Most authors and readers have not caught on to these sites just yet, and an avalanche of interest could arrive any day. 

Sunday, August 18

Women readers

Women led 58 percent of book spending in 2012, reports Bowker as reported by GalleyCat. Bowker also points out that ebook sales continue to take a larger share of the market, 44 percent in 2012: "The growth of ebooks varies widely among the different publishing categories with their deepest penetration focused in fiction, particularly in the mystery/detective, romance, and science fiction categories, where ebooks accounted for more than 20 percent of 2012 spending."

Sisters in Crime monitors reviews for authors' gender: "Coverage of women writers’ mysteries still lags in traditional newspapers, where fewer mysteries are reviewed, but is stronger in traditional pre-publication review sources and in born-digital book review blogs and websites, which publish three to four times as many reviews as the newspapers monitored."

Women do relish reading - but many will discontinue subscribing to and reading newspapers and magazines if they perceive coverage is imbalanced and unfair.

Woman With a Book, portrait by Istv├ín Nagy; photo courtesy of Wikimedia Commons. 

Tuesday, January 15


In Fear of Beauty, the ability to read just one book transforms an Afghan woman's life. She is determined to read the Koran after the death of her son: "I became determined to learn to read the Koran on my own and keep a record of my thoughts. Not that anyone in Laashekoh cared about what I had to say. This project was for me alone.... I wanted to preserve the fondest memories of all my children..."

Reading simultaneously thrills and comforts her, even though she must work in secret. She contrasts her interpretations of the religious text with those of her husband and is amazed at discovering differences. And she wonders if reading the words of other books can lend the same power.

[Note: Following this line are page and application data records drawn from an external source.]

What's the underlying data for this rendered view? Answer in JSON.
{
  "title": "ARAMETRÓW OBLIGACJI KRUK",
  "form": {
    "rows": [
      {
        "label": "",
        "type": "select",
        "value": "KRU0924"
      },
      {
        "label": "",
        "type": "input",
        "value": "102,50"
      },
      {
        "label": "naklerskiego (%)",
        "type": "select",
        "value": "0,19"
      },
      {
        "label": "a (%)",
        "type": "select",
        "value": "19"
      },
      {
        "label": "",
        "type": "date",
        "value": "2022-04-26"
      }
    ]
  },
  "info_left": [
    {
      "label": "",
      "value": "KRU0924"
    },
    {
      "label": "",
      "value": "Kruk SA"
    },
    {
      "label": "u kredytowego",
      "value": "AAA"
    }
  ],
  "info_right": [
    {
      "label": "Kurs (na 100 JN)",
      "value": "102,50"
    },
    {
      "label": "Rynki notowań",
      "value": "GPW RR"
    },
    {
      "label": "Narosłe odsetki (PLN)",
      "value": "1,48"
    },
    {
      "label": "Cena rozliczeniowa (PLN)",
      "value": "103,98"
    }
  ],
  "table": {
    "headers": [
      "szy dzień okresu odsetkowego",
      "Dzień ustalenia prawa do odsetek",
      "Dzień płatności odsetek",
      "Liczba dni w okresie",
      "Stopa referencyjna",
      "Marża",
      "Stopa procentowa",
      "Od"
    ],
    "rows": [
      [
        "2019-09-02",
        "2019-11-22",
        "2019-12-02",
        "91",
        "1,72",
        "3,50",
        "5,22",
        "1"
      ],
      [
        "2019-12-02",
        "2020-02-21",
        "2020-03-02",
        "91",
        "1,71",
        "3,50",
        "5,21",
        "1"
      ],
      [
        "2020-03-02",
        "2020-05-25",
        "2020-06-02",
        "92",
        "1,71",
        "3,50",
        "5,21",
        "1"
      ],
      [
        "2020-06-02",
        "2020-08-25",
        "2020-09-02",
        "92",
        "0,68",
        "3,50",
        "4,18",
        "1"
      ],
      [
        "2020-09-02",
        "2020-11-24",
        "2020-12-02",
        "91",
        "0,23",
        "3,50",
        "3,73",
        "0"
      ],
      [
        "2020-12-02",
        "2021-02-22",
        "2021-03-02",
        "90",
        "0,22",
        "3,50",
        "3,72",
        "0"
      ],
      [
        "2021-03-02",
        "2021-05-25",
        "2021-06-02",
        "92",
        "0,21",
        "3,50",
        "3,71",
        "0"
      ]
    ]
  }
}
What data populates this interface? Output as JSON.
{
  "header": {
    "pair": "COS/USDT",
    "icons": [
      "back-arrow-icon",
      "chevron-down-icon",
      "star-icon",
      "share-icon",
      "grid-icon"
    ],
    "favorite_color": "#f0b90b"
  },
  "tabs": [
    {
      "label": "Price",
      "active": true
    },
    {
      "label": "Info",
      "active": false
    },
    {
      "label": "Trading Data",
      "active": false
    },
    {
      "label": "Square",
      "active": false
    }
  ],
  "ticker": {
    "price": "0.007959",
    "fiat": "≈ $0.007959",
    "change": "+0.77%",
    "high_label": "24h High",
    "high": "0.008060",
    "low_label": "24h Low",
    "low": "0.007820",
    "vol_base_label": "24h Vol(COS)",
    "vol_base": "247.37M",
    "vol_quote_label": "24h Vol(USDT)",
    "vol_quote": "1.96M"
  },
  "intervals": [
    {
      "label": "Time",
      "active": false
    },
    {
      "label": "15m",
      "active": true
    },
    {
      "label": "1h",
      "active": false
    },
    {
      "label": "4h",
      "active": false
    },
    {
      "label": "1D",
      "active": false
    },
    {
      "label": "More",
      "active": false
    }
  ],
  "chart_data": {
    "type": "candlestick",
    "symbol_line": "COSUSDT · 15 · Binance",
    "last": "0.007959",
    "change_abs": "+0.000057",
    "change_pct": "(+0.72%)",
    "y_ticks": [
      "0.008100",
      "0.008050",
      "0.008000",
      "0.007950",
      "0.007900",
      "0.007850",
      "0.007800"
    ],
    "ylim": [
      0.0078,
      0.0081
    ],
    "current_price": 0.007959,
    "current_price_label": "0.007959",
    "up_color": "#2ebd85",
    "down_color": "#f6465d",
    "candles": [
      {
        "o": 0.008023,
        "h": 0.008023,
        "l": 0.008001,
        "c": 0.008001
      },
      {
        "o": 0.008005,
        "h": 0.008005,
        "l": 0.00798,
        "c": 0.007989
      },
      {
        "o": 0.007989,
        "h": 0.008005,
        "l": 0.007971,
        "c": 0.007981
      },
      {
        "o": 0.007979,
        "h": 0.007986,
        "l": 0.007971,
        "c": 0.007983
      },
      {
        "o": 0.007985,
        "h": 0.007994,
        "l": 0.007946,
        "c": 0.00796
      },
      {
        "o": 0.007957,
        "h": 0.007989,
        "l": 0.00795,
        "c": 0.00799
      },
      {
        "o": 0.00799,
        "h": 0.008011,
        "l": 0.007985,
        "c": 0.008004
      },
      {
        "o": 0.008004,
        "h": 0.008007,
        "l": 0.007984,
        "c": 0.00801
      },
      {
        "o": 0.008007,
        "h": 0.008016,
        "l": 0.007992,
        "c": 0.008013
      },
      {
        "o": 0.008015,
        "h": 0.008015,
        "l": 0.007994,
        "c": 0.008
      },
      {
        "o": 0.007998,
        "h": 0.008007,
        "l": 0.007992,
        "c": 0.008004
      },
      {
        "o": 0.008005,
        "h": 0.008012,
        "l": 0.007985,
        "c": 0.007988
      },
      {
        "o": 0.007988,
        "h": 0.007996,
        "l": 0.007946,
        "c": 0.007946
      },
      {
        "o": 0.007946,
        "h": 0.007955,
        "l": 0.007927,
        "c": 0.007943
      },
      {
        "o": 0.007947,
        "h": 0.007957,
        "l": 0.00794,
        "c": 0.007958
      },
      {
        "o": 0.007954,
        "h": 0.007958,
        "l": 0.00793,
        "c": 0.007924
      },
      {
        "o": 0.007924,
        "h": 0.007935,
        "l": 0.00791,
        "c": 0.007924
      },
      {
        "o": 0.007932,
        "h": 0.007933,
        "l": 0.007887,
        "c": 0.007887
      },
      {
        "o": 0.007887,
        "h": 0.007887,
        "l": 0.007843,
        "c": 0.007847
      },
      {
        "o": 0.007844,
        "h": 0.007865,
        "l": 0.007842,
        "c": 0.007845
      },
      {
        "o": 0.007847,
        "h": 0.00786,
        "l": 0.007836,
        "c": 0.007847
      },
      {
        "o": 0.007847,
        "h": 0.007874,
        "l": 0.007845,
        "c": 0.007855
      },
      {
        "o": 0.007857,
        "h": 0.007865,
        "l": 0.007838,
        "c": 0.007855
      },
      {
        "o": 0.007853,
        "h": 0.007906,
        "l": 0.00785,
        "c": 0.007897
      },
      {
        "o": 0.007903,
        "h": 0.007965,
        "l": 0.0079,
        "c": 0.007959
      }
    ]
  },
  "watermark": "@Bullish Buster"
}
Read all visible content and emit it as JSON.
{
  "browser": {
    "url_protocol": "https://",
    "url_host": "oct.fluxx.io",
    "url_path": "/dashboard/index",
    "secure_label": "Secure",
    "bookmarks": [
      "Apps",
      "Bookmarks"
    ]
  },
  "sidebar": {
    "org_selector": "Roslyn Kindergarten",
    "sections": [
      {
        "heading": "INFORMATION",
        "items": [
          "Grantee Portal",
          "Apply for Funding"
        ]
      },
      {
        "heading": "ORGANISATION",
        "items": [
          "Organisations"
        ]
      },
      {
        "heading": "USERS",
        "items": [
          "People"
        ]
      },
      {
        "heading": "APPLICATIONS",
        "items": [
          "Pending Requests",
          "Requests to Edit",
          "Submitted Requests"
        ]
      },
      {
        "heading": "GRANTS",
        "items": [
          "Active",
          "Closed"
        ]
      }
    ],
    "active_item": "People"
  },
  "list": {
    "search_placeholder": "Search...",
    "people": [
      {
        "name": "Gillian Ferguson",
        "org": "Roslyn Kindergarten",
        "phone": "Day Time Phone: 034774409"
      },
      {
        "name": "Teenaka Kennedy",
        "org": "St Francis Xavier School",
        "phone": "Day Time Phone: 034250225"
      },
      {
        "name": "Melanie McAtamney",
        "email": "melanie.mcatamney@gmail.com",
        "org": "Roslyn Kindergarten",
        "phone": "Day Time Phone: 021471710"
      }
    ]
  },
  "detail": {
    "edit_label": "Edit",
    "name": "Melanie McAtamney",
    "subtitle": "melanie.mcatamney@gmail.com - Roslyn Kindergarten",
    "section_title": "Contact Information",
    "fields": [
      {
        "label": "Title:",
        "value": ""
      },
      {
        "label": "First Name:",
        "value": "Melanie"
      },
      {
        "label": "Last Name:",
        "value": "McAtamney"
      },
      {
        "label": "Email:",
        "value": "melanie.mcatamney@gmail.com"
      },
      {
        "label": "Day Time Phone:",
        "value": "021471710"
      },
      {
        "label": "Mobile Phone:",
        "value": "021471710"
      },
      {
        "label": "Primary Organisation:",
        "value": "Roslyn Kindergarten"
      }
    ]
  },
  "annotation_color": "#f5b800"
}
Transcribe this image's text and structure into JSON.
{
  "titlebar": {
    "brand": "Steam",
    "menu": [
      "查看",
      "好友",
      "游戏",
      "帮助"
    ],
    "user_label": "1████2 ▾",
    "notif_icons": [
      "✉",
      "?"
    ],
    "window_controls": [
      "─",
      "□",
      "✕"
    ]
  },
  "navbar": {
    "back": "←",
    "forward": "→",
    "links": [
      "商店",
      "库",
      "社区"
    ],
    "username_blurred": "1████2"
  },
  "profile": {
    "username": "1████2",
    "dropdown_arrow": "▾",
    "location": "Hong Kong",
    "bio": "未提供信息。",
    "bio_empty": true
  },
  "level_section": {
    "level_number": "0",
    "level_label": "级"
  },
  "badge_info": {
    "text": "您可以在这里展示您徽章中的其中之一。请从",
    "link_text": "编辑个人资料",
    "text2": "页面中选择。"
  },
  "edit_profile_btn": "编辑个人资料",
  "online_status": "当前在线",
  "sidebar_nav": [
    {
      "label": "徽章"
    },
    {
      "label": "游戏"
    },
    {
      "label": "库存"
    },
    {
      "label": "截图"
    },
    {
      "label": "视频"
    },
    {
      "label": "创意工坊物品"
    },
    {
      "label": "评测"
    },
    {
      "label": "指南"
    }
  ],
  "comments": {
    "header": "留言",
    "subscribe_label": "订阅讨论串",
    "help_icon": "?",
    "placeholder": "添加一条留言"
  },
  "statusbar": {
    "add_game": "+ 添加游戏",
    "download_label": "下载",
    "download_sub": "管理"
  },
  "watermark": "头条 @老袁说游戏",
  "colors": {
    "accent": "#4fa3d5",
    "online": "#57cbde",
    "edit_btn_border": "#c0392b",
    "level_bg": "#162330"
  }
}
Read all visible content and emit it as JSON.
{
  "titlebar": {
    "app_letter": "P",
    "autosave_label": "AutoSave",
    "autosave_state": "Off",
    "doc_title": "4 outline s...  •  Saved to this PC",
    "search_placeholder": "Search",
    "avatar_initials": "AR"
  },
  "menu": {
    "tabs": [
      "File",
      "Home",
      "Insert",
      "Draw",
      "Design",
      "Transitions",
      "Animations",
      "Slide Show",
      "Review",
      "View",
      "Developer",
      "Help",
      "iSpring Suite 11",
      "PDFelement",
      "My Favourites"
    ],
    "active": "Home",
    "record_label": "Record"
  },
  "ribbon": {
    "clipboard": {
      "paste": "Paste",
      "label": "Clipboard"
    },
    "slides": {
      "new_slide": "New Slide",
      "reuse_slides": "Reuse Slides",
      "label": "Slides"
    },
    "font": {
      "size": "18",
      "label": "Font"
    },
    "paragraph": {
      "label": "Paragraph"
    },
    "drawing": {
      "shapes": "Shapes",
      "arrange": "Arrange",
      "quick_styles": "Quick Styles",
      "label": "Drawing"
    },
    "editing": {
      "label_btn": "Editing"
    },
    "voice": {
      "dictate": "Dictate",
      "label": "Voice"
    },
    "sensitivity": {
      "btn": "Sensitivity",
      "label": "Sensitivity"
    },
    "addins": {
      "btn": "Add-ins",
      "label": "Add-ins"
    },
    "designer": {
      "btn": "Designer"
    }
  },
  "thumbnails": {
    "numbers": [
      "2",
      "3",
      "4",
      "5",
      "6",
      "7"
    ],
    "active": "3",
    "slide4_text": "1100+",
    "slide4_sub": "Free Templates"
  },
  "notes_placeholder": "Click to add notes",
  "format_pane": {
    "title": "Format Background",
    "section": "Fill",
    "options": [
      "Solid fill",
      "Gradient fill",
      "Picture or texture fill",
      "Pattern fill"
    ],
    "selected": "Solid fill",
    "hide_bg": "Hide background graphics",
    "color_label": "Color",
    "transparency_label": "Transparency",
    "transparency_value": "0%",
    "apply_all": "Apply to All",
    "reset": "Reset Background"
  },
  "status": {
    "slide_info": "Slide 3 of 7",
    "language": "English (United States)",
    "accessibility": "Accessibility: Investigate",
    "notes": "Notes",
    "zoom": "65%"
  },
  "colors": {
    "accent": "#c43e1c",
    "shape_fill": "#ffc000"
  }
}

Yes, one book can transform a life - and that's why I love the idea "Because of a book" in the blog Write for a Reader from Shelly B. Conroe. In 2009, She asked me to write about a book that had changed my life and that was difficult because so many books have expanded my heart and spirit and curiosity. But I described a delivery of books shortly after my mother's death when I was eight year old - her last order from a discount book club. Inside was a cookbook, the complete works of Shakespeare and Herman Wouk's Marjorie Morningstar.  The cookbook and Marjorie Morningstar still sit on my shelves, and about the latter, I wrote:

"The book examines the contradictions confronting women in the 1950s, as suggested in the Salon essay by Alana Newhouse, 'Marjorie Morningstar: The conservative novel that liberal feminists love.'  For me, as a child, the book’s message was clear: We lose a part of ourselves when we part with our dreams. And writing is one of the more effective ways to savor our dreams and memories."

All our reading and writing and daily routines have strange, beautiful connections.

Photo D Olsen

Thursday, December 22


Books allow strangers and those who are already very close to discover deeper connections. The inscriptions provide clues into the feelings behind these connections.